By Graham Clifford
GPs in Fermoy and Mitchelstown are concerned that people living in our area do not fully understand what they need to do to self-isolate and might be, unknowingly, spreading the virus to their families and the wider community.
“If you have a cough or a fever then you must stay at home,” said Dr Elaine Lee Murphy of the Livinghealth Clinic in Mitchelstown.
She continued: “If you have those symptoms then contact your GP by telephone immediately. They will assess you over the phone and decide if you need to come into the surgery. You are likely to be told to self-isolate but It’s so important that you understand exactly what this means.
‘NO SHORTCUTS CAN BE TAKEN’
If asked to self-isolate, you should not leave your home under any circumstances. Doing so puts everyone at high risk of getting the virus. Someone else needs to bring you food and supplies leaving them outside your home for you to collect. As a community we need to help those who are self-isolating but absolutely no short cuts can be taken on this.”
And for those sharing their home with others, strict rules of self-isolation need to be adhered to.
“You must stay in a room on your own with the window open. Keep away from others within the home. Use your own towel, clean your room every day with disinfectant and wash your hands properly and often. If possible, use a toilet and bathroom that no one else in the house uses. Do not share cups, dishes, glasses or bedding. Others in the home will need to prepare food for you and leave in a safe place for you to collect,” explained Dr Lee Murphy.
And Dr Paddy Burke, Fermoy, explained that within the home its vital those self-isolating do not have direct contact with anyone else during this period.
He said: “If you are self-isolating then you cannot be in the same room as somebody for any length of time. Doing so puts them, and possibly the wider community, at high risk. Its estimated that around 80 percent of virus transmission in China came from close friends and family.”
Dr Burke said the actions we, as a community, take now are crucial.
“Look, we know this is difficult for everyone, but we need to get these basic things right to prevent our hospitals from becoming overwhelmed. If you have to self-isolate, and so many of us will, then remember it is for a 14-day period – from the day you first developed symptoms. Also, you must have had no fever for five days before ending self-isolation.”
GPs can send electronic social welfare certificates to those who are out of work because of self-isolation. These certificates will allow you to get payment from the government while you are unable to work.
A CHALLENGE FOR EVERYONE
Acknowledging that this is a stressful time for everybody, Dr Marty Moller of the Family First Practice in Fermoy told The Avondhu this week: “We understand how difficult this whole pandemic is for people. But remember if we do the right things and take the right precautions, we can slow the spread. This is a temporary measure and we are all in this together. We must support each other safely, be calm and focussed on the challenge which confronts us all.”
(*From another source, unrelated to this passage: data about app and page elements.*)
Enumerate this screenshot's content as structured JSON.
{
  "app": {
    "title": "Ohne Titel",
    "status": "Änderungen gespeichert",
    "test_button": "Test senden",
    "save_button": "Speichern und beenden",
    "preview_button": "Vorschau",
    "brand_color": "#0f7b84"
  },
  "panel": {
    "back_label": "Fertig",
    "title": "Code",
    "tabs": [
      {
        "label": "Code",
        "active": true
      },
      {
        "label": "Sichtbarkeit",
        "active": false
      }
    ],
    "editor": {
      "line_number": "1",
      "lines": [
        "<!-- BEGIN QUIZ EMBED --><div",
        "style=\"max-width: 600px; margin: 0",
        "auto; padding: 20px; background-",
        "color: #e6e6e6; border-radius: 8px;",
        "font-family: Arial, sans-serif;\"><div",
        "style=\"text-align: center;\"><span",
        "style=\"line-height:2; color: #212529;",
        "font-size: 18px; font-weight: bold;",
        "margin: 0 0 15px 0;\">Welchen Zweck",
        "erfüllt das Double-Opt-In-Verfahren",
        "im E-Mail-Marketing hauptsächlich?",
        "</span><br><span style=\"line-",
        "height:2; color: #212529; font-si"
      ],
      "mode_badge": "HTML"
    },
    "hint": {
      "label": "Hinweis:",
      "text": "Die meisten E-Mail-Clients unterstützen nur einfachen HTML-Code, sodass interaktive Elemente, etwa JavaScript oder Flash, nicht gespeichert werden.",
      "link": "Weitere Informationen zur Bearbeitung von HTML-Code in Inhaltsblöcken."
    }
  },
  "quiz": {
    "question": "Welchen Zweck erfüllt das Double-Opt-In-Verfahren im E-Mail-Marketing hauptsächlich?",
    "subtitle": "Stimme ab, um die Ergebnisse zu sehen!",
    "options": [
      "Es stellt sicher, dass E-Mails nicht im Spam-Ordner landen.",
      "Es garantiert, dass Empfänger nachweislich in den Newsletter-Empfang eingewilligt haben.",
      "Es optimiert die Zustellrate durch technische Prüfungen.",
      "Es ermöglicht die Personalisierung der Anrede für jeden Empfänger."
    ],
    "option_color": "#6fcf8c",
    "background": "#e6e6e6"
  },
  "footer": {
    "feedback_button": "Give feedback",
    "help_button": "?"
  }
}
And on behalf of all GPs in Fermoy and Mitchelstown, he thanked the public for their understanding of the changes in services.
“We are so grateful to everyone for that understanding. And remember if you have a non Covid-19/coronavirus health issue, that will still be treated though how we conduct consultations has changed. So, we are using the telephone much more and video consultations may be available soon.
We, as a collective of local GPs, are trying our best to keep SouthDoc services in Fermoy. But for now, when surgeries are closed call the SouthDoc number and you’ll be advised of the next steps.
Thank you so much for your support, understanding and cooperation at this very challenging time.”
For all the information you need on Covid-19/coronavirus and how to self-isolate then visit HSE.ie.
The GP group in Fermoy and Mitchelstown will provide weekly updates in The Avondhu on Covid-19/coronavirus advice, specific to your local area